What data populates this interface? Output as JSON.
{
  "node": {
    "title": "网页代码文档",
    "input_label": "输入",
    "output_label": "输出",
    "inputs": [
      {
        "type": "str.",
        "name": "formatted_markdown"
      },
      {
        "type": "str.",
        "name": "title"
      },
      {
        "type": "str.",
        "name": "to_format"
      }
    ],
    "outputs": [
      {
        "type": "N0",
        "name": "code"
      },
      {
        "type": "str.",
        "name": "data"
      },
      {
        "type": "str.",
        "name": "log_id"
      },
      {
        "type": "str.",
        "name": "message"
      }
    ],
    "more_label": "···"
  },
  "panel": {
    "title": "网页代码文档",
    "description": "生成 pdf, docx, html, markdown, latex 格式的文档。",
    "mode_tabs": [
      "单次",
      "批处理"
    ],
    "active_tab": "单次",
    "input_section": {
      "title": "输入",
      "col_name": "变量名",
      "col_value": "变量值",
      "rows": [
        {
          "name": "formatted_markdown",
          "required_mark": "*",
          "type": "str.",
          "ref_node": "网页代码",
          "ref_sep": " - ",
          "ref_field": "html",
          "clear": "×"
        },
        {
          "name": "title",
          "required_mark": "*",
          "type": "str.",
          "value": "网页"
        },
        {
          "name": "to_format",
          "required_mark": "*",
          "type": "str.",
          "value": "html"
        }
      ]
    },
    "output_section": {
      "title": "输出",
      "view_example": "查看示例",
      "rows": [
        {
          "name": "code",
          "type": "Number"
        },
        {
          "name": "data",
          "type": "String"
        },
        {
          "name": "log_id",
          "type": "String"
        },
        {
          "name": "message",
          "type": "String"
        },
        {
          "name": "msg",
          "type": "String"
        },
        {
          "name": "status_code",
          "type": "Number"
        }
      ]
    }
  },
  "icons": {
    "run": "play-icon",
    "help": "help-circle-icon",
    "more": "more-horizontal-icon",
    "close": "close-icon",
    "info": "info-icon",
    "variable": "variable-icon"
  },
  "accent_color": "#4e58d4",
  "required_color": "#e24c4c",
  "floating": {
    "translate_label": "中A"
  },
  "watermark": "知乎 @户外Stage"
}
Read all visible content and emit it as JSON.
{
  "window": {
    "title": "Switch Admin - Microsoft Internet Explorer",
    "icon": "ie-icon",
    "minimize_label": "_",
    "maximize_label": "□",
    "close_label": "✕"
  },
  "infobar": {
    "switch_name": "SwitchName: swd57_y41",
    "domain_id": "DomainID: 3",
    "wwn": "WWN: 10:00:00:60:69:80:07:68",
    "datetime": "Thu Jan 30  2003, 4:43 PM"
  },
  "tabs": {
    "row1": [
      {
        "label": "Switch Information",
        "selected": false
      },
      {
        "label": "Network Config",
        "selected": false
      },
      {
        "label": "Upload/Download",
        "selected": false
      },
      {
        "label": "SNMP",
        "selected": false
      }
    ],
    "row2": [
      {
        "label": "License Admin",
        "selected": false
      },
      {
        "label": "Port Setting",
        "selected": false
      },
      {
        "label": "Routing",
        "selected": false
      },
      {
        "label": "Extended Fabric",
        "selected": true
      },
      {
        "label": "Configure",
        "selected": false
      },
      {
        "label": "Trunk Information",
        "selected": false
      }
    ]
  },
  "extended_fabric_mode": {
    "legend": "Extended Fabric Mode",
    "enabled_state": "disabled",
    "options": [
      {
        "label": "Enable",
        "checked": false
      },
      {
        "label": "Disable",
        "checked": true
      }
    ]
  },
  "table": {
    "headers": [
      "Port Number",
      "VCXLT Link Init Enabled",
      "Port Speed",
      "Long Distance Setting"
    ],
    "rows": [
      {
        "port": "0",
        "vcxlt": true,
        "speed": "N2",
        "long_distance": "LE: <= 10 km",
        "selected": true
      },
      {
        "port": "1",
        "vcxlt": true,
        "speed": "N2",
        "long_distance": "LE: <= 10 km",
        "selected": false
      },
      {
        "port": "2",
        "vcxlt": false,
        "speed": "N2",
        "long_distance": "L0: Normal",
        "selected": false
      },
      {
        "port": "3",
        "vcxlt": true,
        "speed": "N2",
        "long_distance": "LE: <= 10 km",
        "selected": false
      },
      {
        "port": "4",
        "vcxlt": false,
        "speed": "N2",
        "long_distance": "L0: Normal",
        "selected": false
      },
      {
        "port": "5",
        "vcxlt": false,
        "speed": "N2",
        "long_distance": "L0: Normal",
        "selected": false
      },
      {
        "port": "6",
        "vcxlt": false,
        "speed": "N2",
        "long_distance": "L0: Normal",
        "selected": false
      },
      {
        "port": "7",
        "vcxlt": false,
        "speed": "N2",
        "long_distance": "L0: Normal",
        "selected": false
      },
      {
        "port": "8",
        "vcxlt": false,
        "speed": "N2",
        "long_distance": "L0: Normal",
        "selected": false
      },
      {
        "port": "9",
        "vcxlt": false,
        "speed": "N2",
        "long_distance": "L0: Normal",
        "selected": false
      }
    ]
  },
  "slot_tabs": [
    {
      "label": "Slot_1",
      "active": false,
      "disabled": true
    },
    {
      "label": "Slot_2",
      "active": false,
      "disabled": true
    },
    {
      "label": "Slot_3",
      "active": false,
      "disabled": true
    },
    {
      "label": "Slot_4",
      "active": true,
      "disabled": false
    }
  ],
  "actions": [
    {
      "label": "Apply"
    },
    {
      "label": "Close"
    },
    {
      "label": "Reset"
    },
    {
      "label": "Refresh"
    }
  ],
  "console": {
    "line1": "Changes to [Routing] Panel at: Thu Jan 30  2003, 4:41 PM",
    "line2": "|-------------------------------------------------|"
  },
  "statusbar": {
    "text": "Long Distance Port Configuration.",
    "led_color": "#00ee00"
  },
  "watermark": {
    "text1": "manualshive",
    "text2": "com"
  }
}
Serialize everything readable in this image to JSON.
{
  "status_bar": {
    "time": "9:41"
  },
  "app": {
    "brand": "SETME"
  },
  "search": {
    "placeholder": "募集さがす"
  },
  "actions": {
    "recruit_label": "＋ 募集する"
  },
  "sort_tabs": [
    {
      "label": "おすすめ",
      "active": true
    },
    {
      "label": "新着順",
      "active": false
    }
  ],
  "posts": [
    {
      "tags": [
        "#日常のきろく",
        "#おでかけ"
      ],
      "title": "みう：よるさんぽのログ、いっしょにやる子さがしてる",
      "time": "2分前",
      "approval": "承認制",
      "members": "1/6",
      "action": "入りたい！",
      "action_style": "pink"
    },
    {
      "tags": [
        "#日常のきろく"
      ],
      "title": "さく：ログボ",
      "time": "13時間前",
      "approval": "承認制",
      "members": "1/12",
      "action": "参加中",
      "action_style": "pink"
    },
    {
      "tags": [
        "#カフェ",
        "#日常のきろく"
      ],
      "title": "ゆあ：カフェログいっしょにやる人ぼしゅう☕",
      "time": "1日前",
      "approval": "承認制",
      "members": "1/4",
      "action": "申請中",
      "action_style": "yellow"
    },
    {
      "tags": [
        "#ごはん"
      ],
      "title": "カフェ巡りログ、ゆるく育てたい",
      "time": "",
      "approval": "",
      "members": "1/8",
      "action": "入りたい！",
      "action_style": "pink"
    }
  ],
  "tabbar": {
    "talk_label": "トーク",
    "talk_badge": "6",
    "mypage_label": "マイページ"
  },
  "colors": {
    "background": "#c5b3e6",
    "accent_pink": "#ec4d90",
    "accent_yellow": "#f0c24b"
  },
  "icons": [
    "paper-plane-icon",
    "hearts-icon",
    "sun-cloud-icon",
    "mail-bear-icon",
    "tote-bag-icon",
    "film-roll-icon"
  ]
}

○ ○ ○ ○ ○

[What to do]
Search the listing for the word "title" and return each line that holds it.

[Answer to this task]
    "title": "网页代码文档",
        "name": "title"
    "title": "网页代码文档",
      "title": "输入",
          "name": "title",
      "title": "输出",
    "title": "Switch Admin - Microsoft Internet Explorer",
      "title": "みう：よるさんぽのログ、いっしょにやる子さがしてる",
      "title": "さく：ログボ",
      "title": "ゆあ：カフェログいっしょにやる人ぼしゅう☕",
      "title": "カフェ巡りログ、ゆるく育てたい",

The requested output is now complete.